Task item:
Every record listed below should be copied exactly.
*** Data ***
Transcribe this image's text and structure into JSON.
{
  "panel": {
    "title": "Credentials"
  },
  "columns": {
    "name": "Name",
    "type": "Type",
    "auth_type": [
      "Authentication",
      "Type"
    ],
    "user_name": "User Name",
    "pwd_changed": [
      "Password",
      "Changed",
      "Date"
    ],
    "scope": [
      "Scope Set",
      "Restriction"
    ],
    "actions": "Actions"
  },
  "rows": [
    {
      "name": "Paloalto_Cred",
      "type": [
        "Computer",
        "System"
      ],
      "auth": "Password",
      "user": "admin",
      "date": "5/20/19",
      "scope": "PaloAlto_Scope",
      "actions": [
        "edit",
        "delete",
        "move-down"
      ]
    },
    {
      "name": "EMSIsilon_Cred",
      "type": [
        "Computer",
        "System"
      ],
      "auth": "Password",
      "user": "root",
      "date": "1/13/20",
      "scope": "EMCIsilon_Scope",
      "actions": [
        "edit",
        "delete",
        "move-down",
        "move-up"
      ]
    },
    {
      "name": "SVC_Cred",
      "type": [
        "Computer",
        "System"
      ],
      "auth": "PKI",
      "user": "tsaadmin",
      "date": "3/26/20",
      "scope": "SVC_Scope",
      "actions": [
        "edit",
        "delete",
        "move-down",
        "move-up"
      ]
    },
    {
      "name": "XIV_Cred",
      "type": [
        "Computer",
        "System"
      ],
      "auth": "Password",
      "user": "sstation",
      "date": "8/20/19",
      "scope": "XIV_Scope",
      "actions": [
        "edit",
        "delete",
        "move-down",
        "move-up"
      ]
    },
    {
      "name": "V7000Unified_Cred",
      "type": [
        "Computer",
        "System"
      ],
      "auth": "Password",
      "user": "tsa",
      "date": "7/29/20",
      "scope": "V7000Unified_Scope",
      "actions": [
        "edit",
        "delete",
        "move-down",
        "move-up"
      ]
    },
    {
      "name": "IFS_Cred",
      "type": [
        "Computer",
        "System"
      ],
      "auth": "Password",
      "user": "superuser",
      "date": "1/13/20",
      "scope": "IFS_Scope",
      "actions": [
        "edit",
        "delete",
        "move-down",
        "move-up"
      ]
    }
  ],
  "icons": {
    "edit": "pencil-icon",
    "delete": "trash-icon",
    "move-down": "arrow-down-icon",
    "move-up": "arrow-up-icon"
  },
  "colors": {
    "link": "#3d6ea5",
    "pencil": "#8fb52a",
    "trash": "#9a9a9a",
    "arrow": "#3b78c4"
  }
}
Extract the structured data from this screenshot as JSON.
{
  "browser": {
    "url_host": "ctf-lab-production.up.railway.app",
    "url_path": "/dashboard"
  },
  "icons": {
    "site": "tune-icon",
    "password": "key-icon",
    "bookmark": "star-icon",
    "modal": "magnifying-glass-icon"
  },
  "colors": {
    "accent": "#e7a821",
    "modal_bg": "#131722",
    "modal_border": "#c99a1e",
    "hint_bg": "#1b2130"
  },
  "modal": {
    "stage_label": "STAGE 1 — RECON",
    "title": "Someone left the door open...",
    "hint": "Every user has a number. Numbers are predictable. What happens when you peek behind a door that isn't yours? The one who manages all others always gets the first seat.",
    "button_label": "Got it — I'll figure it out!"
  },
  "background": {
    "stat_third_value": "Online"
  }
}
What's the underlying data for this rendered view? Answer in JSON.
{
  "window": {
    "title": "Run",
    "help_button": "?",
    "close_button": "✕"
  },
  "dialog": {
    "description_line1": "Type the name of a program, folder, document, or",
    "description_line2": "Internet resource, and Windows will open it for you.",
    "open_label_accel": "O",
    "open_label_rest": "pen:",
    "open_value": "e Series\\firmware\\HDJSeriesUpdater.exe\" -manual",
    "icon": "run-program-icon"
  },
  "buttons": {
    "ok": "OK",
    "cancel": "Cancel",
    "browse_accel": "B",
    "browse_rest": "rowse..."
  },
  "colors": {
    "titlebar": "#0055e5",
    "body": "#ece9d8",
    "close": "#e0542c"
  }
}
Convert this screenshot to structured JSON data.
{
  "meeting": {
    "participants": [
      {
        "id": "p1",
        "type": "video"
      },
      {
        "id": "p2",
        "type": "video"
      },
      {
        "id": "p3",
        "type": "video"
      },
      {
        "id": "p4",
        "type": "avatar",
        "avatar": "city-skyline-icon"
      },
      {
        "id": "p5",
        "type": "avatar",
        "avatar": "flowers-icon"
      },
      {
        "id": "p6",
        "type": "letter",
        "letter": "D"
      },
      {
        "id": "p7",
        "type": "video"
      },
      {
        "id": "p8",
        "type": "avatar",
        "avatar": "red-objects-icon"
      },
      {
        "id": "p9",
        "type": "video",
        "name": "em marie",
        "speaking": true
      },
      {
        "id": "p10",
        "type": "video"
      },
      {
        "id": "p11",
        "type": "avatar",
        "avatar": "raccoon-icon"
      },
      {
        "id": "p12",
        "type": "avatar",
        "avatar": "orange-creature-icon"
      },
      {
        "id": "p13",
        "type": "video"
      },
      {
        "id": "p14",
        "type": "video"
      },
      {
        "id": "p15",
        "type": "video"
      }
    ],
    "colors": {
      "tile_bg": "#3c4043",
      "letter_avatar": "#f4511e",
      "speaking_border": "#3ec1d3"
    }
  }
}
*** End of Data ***
Result below:
Transcribe this image's text and structure into JSON.
{
  "panel": {
    "title": "Credentials"
  },
  "columns": {
    "name": "Name",
    "type": "Type",
    "auth_type": [
      "Authentication",
      "Type"
    ],
    "user_name": "User Name",
    "pwd_changed": [
      "Password",
      "Changed",
      "Date"
    ],
    "scope": [
      "Scope Set",
      "Restriction"
    ],
    "actions": "Actions"
  },
  "rows": [
    {
      "name": "Paloalto_Cred",
      "type": [
        "Computer",
        "System"
      ],
      "auth": "Password",
      "user": "admin",
      "date": "5/20/19",
      "scope": "PaloAlto_Scope",
      "actions": [
        "edit",
        "delete",
        "move-down"
      ]
    },
    {
      "name": "EMSIsilon_Cred",
      "type": [
        "Computer",
        "System"
      ],
      "auth": "Password",
      "user": "root",
      "date": "1/13/20",
      "scope": "EMCIsilon_Scope",
      "actions": [
        "edit",
        "delete",
        "move-down",
        "move-up"
      ]
    },
    {
      "name": "SVC_Cred",
      "type": [
        "Computer",
        "System"
      ],
      "auth": "PKI",
      "user": "tsaadmin",
      "date": "3/26/20",
      "scope": "SVC_Scope",
      "actions": [
        "edit",
        "delete",
        "move-down",
        "move-up"
      ]
    },
    {
      "name": "XIV_Cred",
      "type": [
        "Computer",
        "System"
      ],
      "auth": "Password",
      "user": "sstation",
      "date": "8/20/19",
      "scope": "XIV_Scope",
      "actions": [
        "edit",
        "delete",
        "move-down",
        "move-up"
      ]
    },
    {
      "name": "V7000Unified_Cred",
      "type": [
        "Computer",
        "System"
      ],
      "auth": "Password",
      "user": "tsa",
      "date": "7/29/20",
      "scope": "V7000Unified_Scope",
      "actions": [
        "edit",
        "delete",
        "move-down",
        "move-up"
      ]
    },
    {
      "name": "IFS_Cred",
      "type": [
        "Computer",
        "System"
      ],
      "auth": "Password",
      "user": "superuser",
      "date": "1/13/20",
      "scope": "IFS_Scope",
      "actions": [
        "edit",
        "delete",
        "move-down",
        "move-up"
      ]
    }
  ],
  "icons": {
    "edit": "pencil-icon",
    "delete": "trash-icon",
    "move-down": "arrow-down-icon",
    "move-up": "arrow-up-icon"
  },
  "colors": {
    "link": "#3d6ea5",
    "pencil": "#8fb52a",
    "trash": "#9a9a9a",
    "arrow": "#3b78c4"
  }
}
Extract the structured data from this screenshot as JSON.
{
  "browser": {
    "url_host": "ctf-lab-production.up.railway.app",
    "url_path": "/dashboard"
  },
  "icons": {
    "site": "tune-icon",
    "password": "key-icon",
    "bookmark": "star-icon",
    "modal": "magnifying-glass-icon"
  },
  "colors": {
    "accent": "#e7a821",
    "modal_bg": "#131722",
    "modal_border": "#c99a1e",
    "hint_bg": "#1b2130"
  },
  "modal": {
    "stage_label": "STAGE 1 — RECON",
    "title": "Someone left the door open...",
    "hint": "Every user has a number. Numbers are predictable. What happens when you peek behind a door that isn't yours? The one who manages all others always gets the first seat.",
    "button_label": "Got it — I'll figure it out!"
  },
  "background": {
    "stat_third_value": "Online"
  }
}
What's the underlying data for this rendered view? Answer in JSON.
{
  "window": {
    "title": "Run",
    "help_button": "?",
    "close_button": "✕"
  },
  "dialog": {
    "description_line1": "Type the name of a program, folder, document, or",
    "description_line2": "Internet resource, and Windows will open it for you.",
    "open_label_accel": "O",
    "open_label_rest": "pen:",
    "open_value": "e Series\\firmware\\HDJSeriesUpdater.exe\" -manual",
    "icon": "run-program-icon"
  },
  "buttons": {
    "ok": "OK",
    "cancel": "Cancel",
    "browse_accel": "B",
    "browse_rest": "rowse..."
  },
  "colors": {
    "titlebar": "#0055e5",
    "body": "#ece9d8",
    "close": "#e0542c"
  }
}
Convert this screenshot to structured JSON data.
{
  "meeting": {
    "participants": [
      {
        "id": "p1",
        "type": "video"
      },
      {
        "id": "p2",
        "type": "video"
      },
      {
        "id": "p3",
        "type": "video"
      },
      {
        "id": "p4",
        "type": "avatar",
        "avatar": "city-skyline-icon"
      },
      {
        "id": "p5",
        "type": "avatar",
        "avatar": "flowers-icon"
      },
      {
        "id": "p6",
        "type": "letter",
        "letter": "D"
      },
      {
        "id": "p7",
        "type": "video"
      },
      {
        "id": "p8",
        "type": "avatar",
        "avatar": "red-objects-icon"
      },
      {
        "id": "p9",
        "type": "video",
        "name": "em marie",
        "speaking": true
      },
      {
        "id": "p10",
        "type": "video"
      },
      {
        "id": "p11",
        "type": "avatar",
        "avatar": "raccoon-icon"
      },
      {
        "id": "p12",
        "type": "avatar",
        "avatar": "orange-creature-icon"
      },
      {
        "id": "p13",
        "type": "video"
      },
      {
        "id": "p14",
        "type": "video"
      },
      {
        "id": "p15",
        "type": "video"
      }
    ],
    "colors": {
      "tile_bg": "#3c4043",
      "letter_avatar": "#f4511e",
      "speaking_border": "#3ec1d3"
    }
  }
}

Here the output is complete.